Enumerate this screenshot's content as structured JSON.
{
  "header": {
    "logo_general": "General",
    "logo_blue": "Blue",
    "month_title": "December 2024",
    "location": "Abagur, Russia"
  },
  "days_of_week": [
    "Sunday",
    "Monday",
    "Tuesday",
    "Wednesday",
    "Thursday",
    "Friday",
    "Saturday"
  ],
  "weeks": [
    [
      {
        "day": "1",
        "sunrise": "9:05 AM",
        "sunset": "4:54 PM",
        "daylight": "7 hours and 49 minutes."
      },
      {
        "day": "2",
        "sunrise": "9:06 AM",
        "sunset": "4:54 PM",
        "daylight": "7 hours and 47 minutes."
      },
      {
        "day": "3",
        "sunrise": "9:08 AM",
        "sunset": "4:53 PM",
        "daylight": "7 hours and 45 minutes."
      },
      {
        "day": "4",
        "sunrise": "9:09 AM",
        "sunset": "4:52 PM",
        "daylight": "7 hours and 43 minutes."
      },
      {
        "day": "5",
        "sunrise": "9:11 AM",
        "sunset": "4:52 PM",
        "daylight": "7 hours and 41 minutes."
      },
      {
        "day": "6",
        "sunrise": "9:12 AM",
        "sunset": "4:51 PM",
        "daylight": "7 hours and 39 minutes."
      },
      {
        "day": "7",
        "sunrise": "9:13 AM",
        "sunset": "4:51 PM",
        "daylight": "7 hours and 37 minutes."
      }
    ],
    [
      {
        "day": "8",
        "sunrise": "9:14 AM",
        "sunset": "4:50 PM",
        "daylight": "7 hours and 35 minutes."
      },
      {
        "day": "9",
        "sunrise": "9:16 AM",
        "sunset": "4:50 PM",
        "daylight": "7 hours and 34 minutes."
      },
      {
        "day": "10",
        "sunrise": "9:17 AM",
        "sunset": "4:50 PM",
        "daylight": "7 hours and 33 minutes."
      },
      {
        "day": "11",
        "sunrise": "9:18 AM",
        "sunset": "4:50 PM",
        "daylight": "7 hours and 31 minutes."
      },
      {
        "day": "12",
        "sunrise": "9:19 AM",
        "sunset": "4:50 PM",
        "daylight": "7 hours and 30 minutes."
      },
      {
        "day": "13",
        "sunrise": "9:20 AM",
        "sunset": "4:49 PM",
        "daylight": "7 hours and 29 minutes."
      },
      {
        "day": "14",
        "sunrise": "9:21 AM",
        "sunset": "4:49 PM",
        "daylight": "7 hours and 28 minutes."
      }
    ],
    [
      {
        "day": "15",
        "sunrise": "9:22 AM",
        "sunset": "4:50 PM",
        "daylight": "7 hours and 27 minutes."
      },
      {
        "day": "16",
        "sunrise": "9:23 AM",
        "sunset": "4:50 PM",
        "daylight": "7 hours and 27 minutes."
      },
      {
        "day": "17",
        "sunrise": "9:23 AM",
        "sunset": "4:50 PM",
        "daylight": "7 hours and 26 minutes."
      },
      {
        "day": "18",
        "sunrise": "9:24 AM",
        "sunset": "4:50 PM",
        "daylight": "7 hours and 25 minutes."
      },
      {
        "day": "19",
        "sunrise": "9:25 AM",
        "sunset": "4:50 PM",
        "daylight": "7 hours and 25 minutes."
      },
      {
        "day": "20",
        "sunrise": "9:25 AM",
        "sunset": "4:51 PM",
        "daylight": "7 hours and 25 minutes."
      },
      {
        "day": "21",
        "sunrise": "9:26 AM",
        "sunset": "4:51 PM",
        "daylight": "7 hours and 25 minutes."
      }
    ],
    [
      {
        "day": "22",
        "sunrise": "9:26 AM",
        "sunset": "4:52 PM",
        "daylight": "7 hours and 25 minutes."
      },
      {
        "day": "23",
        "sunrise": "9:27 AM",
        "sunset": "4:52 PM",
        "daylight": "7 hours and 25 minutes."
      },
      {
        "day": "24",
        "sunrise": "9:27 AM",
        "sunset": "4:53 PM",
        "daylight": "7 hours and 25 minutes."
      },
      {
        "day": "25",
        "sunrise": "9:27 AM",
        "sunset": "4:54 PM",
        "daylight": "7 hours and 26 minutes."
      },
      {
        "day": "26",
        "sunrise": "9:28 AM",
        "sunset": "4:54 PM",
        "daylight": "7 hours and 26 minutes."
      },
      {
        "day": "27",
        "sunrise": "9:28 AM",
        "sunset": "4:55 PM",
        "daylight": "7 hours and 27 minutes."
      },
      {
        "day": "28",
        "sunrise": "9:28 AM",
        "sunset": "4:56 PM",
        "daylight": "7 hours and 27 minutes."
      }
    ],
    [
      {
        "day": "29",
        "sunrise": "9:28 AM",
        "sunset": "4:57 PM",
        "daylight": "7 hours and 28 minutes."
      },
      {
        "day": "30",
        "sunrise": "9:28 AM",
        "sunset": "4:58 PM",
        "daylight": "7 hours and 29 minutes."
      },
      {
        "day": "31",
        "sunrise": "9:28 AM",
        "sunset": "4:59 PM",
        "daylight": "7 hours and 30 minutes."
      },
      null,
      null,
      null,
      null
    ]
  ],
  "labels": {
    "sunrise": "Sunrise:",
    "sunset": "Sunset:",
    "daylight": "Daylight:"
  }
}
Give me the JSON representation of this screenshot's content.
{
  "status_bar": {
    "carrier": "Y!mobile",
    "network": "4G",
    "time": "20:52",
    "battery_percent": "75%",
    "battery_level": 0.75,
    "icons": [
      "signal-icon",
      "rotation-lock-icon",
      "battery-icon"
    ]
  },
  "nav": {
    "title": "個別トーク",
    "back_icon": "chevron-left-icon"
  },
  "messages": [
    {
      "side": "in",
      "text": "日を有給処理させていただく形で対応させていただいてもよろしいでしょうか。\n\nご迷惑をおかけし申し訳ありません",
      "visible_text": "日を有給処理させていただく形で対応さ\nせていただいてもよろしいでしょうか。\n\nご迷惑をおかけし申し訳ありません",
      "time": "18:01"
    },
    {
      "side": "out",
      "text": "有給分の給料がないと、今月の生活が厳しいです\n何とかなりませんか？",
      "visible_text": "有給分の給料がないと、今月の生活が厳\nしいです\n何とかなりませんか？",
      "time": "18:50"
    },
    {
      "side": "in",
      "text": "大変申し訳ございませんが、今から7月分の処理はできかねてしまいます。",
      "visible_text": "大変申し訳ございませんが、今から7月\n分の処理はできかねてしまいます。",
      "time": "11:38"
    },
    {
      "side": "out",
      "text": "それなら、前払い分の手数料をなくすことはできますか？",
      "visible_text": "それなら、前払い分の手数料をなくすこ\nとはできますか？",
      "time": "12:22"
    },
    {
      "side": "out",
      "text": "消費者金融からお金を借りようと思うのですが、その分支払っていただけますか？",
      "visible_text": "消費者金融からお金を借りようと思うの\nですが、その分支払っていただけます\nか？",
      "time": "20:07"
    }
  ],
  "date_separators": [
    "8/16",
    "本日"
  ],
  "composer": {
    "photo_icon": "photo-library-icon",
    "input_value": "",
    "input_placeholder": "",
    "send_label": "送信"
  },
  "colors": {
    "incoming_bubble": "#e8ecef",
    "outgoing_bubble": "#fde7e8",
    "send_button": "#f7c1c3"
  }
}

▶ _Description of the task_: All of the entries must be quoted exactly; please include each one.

▶ _Solution to this problem_:
Enumerate this screenshot's content as structured JSON.
{
  "header": {
    "logo_general": "General",
    "logo_blue": "Blue",
    "month_title": "December 2024",
    "location": "Abagur, Russia"
  },
  "days_of_week": [
    "Sunday",
    "Monday",
    "Tuesday",
    "Wednesday",
    "Thursday",
    "Friday",
    "Saturday"
  ],
  "weeks": [
    [
      {
        "day": "1",
        "sunrise": "9:05 AM",
        "sunset": "4:54 PM",
        "daylight": "7 hours and 49 minutes."
      },
      {
        "day": "2",
        "sunrise": "9:06 AM",
        "sunset": "4:54 PM",
        "daylight": "7 hours and 47 minutes."
      },
      {
        "day": "3",
        "sunrise": "9:08 AM",
        "sunset": "4:53 PM",
        "daylight": "7 hours and 45 minutes."
      },
      {
        "day": "4",
        "sunrise": "9:09 AM",
        "sunset": "4:52 PM",
        "daylight": "7 hours and 43 minutes."
      },
      {
        "day": "5",
        "sunrise": "9:11 AM",
        "sunset": "4:52 PM",
        "daylight": "7 hours and 41 minutes."
      },
      {
        "day": "6",
        "sunrise": "9:12 AM",
        "sunset": "4:51 PM",
        "daylight": "7 hours and 39 minutes."
      },
      {
        "day": "7",
        "sunrise": "9:13 AM",
        "sunset": "4:51 PM",
        "daylight": "7 hours and 37 minutes."
      }
    ],
    [
      {
        "day": "8",
        "sunrise": "9:14 AM",
        "sunset": "4:50 PM",
        "daylight": "7 hours and 35 minutes."
      },
      {
        "day": "9",
        "sunrise": "9:16 AM",
        "sunset": "4:50 PM",
        "daylight": "7 hours and 34 minutes."
      },
      {
        "day": "10",
        "sunrise": "9:17 AM",
        "sunset": "4:50 PM",
        "daylight": "7 hours and 33 minutes."
      },
      {
        "day": "11",
        "sunrise": "9:18 AM",
        "sunset": "4:50 PM",
        "daylight": "7 hours and 31 minutes."
      },
      {
        "day": "12",
        "sunrise": "9:19 AM",
        "sunset": "4:50 PM",
        "daylight": "7 hours and 30 minutes."
      },
      {
        "day": "13",
        "sunrise": "9:20 AM",
        "sunset": "4:49 PM",
        "daylight": "7 hours and 29 minutes."
      },
      {
        "day": "14",
        "sunrise": "9:21 AM",
        "sunset": "4:49 PM",
        "daylight": "7 hours and 28 minutes."
      }
    ],
    [
      {
        "day": "15",
        "sunrise": "9:22 AM",
        "sunset": "4:50 PM",
        "daylight": "7 hours and 27 minutes."
      },
      {
        "day": "16",
        "sunrise": "9:23 AM",
        "sunset": "4:50 PM",
        "daylight": "7 hours and 27 minutes."
      },
      {
        "day": "17",
        "sunrise": "9:23 AM",
        "sunset": "4:50 PM",
        "daylight": "7 hours and 26 minutes."
      },
      {
        "day": "18",
        "sunrise": "9:24 AM",
        "sunset": "4:50 PM",
        "daylight": "7 hours and 25 minutes."
      },
      {
        "day": "19",
        "sunrise": "9:25 AM",
        "sunset": "4:50 PM",
        "daylight": "7 hours and 25 minutes."
      },
      {
        "day": "20",
        "sunrise": "9:25 AM",
        "sunset": "4:51 PM",
        "daylight": "7 hours and 25 minutes."
      },
      {
        "day": "21",
        "sunrise": "9:26 AM",
        "sunset": "4:51 PM",
        "daylight": "7 hours and 25 minutes."
      }
    ],
    [
      {
        "day": "22",
        "sunrise": "9:26 AM",
        "sunset": "4:52 PM",
        "daylight": "7 hours and 25 minutes."
      },
      {
        "day": "23",
        "sunrise": "9:27 AM",
        "sunset": "4:52 PM",
        "daylight": "7 hours and 25 minutes."
      },
      {
        "day": "24",
        "sunrise": "9:27 AM",
        "sunset": "4:53 PM",
        "daylight": "7 hours and 25 minutes."
      },
      {
        "day": "25",
        "sunrise": "9:27 AM",
        "sunset": "4:54 PM",
        "daylight": "7 hours and 26 minutes."
      },
      {
        "day": "26",
        "sunrise": "9:28 AM",
        "sunset": "4:54 PM",
        "daylight": "7 hours and 26 minutes."
      },
      {
        "day": "27",
        "sunrise": "9:28 AM",
        "sunset": "4:55 PM",
        "daylight": "7 hours and 27 minutes."
      },
      {
        "day": "28",
        "sunrise": "9:28 AM",
        "sunset": "4:56 PM",
        "daylight": "7 hours and 27 minutes."
      }
    ],
    [
      {
        "day": "29",
        "sunrise": "9:28 AM",
        "sunset": "4:57 PM",
        "daylight": "7 hours and 28 minutes."
      },
      {
        "day": "30",
        "sunrise": "9:28 AM",
        "sunset": "4:58 PM",
        "daylight": "7 hours and 29 minutes."
      },
      {
        "day": "31",
        "sunrise": "9:28 AM",
        "sunset": "4:59 PM",
        "daylight": "7 hours and 30 minutes."
      },
      null,
      null,
      null,
      null
    ]
  ],
  "labels": {
    "sunrise": "Sunrise:",
    "sunset": "Sunset:",
    "daylight": "Daylight:"
  }
}
Give me the JSON representation of this screenshot's content.
{
  "status_bar": {
    "carrier": "Y!mobile",
    "network": "4G",
    "time": "20:52",
    "battery_percent": "75%",
    "battery_level": 0.75,
    "icons": [
      "signal-icon",
      "rotation-lock-icon",
      "battery-icon"
    ]
  },
  "nav": {
    "title": "個別トーク",
    "back_icon": "chevron-left-icon"
  },
  "messages": [
    {
      "side": "in",
      "text": "日を有給処理させていただく形で対応させていただいてもよろしいでしょうか。\n\nご迷惑をおかけし申し訳ありません",
      "visible_text": "日を有給処理させていただく形で対応さ\nせていただいてもよろしいでしょうか。\n\nご迷惑をおかけし申し訳ありません",
      "time": "18:01"
    },
    {
      "side": "out",
      "text": "有給分の給料がないと、今月の生活が厳しいです\n何とかなりませんか？",
      "visible_text": "有給分の給料がないと、今月の生活が厳\nしいです\n何とかなりませんか？",
      "time": "18:50"
    },
    {
      "side": "in",
      "text": "大変申し訳ございませんが、今から7月分の処理はできかねてしまいます。",
      "visible_text": "大変申し訳ございませんが、今から7月\n分の処理はできかねてしまいます。",
      "time": "11:38"
    },
    {
      "side": "out",
      "text": "それなら、前払い分の手数料をなくすことはできますか？",
      "visible_text": "それなら、前払い分の手数料をなくすこ\nとはできますか？",
      "time": "12:22"
    },
    {
      "side": "out",
      "text": "消費者金融からお金を借りようと思うのですが、その分支払っていただけますか？",
      "visible_text": "消費者金融からお金を借りようと思うの\nですが、その分支払っていただけます\nか？",
      "time": "20:07"
    }
  ],
  "date_separators": [
    "8/16",
    "本日"
  ],
  "composer": {
    "photo_icon": "photo-library-icon",
    "input_value": "",
    "input_placeholder": "",
    "send_label": "送信"
  },
  "colors": {
    "incoming_bubble": "#e8ecef",
    "outgoing_bubble": "#fde7e8",
    "send_button": "#f7c1c3"
  }
}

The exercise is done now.